WHAT YOU ARE ASKED TO DO:
Each line in the data holding "date" should be listed.

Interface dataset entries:

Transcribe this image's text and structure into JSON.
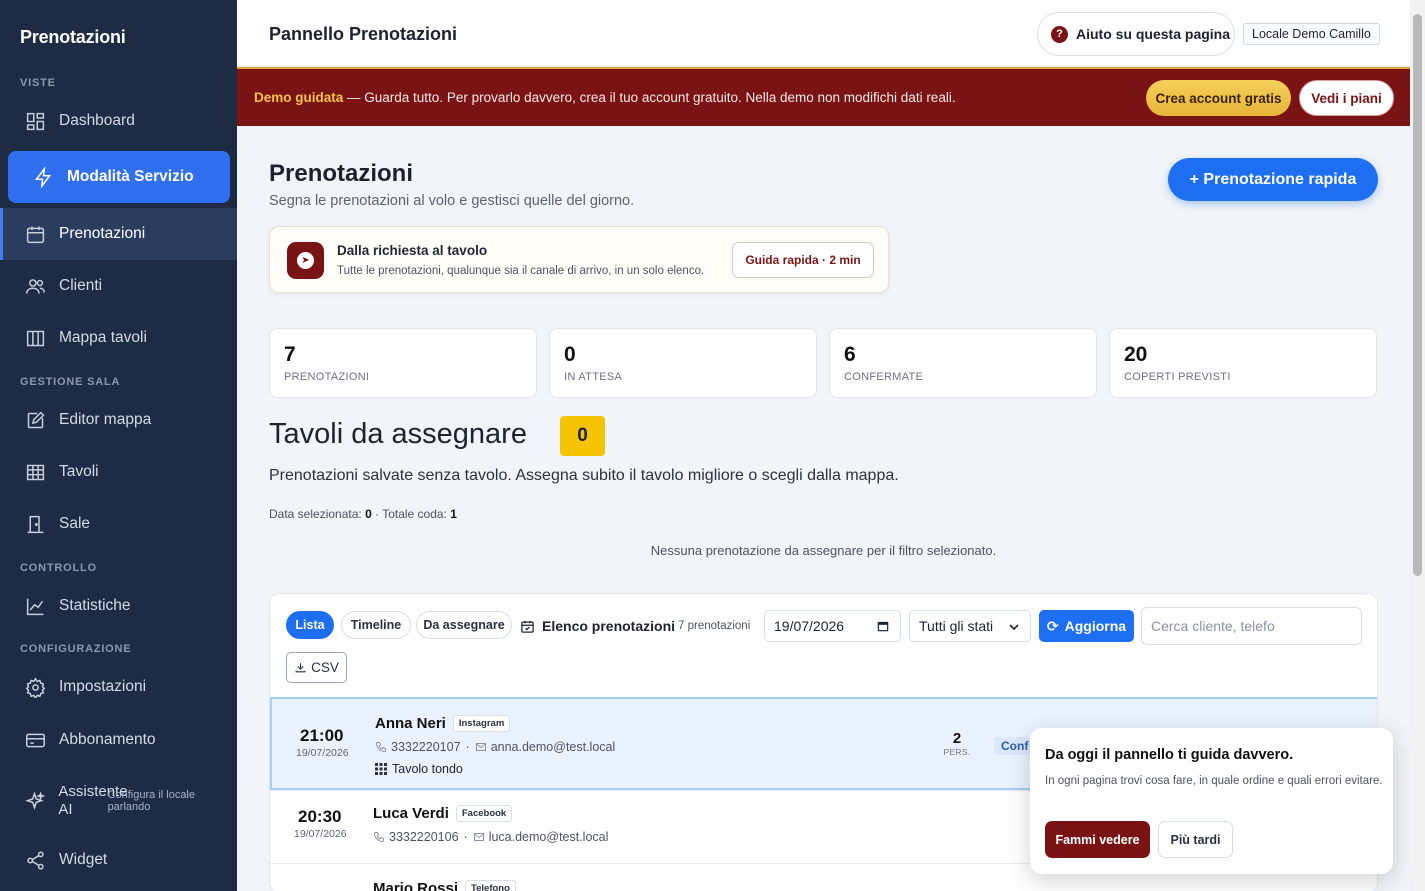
{
  "sidebar": {
    "brand": "Prenotazioni",
    "sections": {
      "viste": "VISTE",
      "gestione_sala": "GESTIONE SALA",
      "controllo": "CONTROLLO",
      "configurazione": "CONFIGURAZIONE"
    },
    "items": {
      "dashboard": "Dashboard",
      "service_mode": "Modalità Servizio",
      "bookings": "Prenotazioni",
      "clients": "Clienti",
      "table_map": "Mappa tavoli",
      "map_editor": "Editor mappa",
      "tables": "Tavoli",
      "rooms": "Sale",
      "stats": "Statistiche",
      "settings": "Impostazioni",
      "subscription": "Abbonamento",
      "ai_assistant": "Assistente AI",
      "ai_assistant_sub": "Configura il locale parlando",
      "widget": "Widget"
    }
  },
  "header": {
    "title": "Pannello Prenotazioni",
    "help": "Aiuto su questa pagina",
    "venue": "Locale Demo Camillo"
  },
  "banner": {
    "lead": "Demo guidata",
    "text": " — Guarda tutto. Per provarlo davvero, crea il tuo account gratuito. Nella demo non modifichi dati reali.",
    "cta_primary": "Crea account gratis",
    "cta_secondary": "Vedi i piani"
  },
  "page": {
    "title": "Prenotazioni",
    "subtitle": "Segna le prenotazioni al volo e gestisci quelle del giorno.",
    "quick_button": "+ Prenotazione rapida"
  },
  "guide": {
    "title": "Dalla richiesta al tavolo",
    "subtitle": "Tutte le prenotazioni, qualunque sia il canale di arrivo, in un solo elenco.",
    "button": "Guida rapida · 2 min"
  },
  "stats": [
    {
      "value": "7",
      "label": "PRENOTAZIONI"
    },
    {
      "value": "0",
      "label": "IN ATTESA"
    },
    {
      "value": "6",
      "label": "CONFERMATE"
    },
    {
      "value": "20",
      "label": "COPERTI PREVISTI"
    }
  ],
  "unassigned": {
    "title": "Tavoli da assegnare",
    "count": "0",
    "description": "Prenotazioni salvate senza tavolo. Assegna subito il tavolo migliore o scegli dalla mappa.",
    "meta_label1": "Data selezionata: ",
    "meta_value1": "0",
    "meta_label2": " · Totale coda: ",
    "meta_value2": "1",
    "empty": "Nessuna prenotazione da assegnare per il filtro selezionato."
  },
  "list": {
    "tabs": [
      "Lista",
      "Timeline",
      "Da assegnare"
    ],
    "title": "Elenco prenotazioni",
    "count": "7 prenotazioni",
    "date": "19/07/2026",
    "status_filter": "Tutti gli stati",
    "refresh": "Aggiorna",
    "search_placeholder": "Cerca cliente, telefo",
    "csv": "CSV",
    "rows": [
      {
        "time": "21:00",
        "date": "19/07/2026",
        "name": "Anna Neri",
        "source": "Instagram",
        "phone": "3332220107",
        "email": "anna.demo@test.local",
        "table": "Tavolo tondo",
        "pax": "2",
        "pax_label": "PERS.",
        "status": "Conf"
      },
      {
        "time": "20:30",
        "date": "19/07/2026",
        "name": "Luca Verdi",
        "source": "Facebook",
        "phone": "3332220106",
        "email": "luca.demo@test.local",
        "table": "",
        "pax": "",
        "pax_label": "",
        "status": ""
      },
      {
        "time": "",
        "date": "",
        "name": "Mario Rossi",
        "source": "Telefono",
        "phone": "",
        "email": "",
        "table": "",
        "pax": "",
        "pax_label": "",
        "status": ""
      }
    ]
  },
  "popover": {
    "title": "Da oggi il pannello ti guida davvero.",
    "text": "In ogni pagina trovi cosa fare, in quale ordine e quali errori evitare.",
    "primary": "Fammi vedere",
    "secondary": "Più tardi"
  },
  "colors": {
    "sidebar_bg": "#1d2b45",
    "accent_blue": "#1d6ef0",
    "brand_red": "#7a1414",
    "gold": "#f5c400"
  }
}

EXERCISE RESULT:
    "date": "19/07/2026",
        "date": "19/07/2026",
        "date": "19/07/2026",
        "date": "",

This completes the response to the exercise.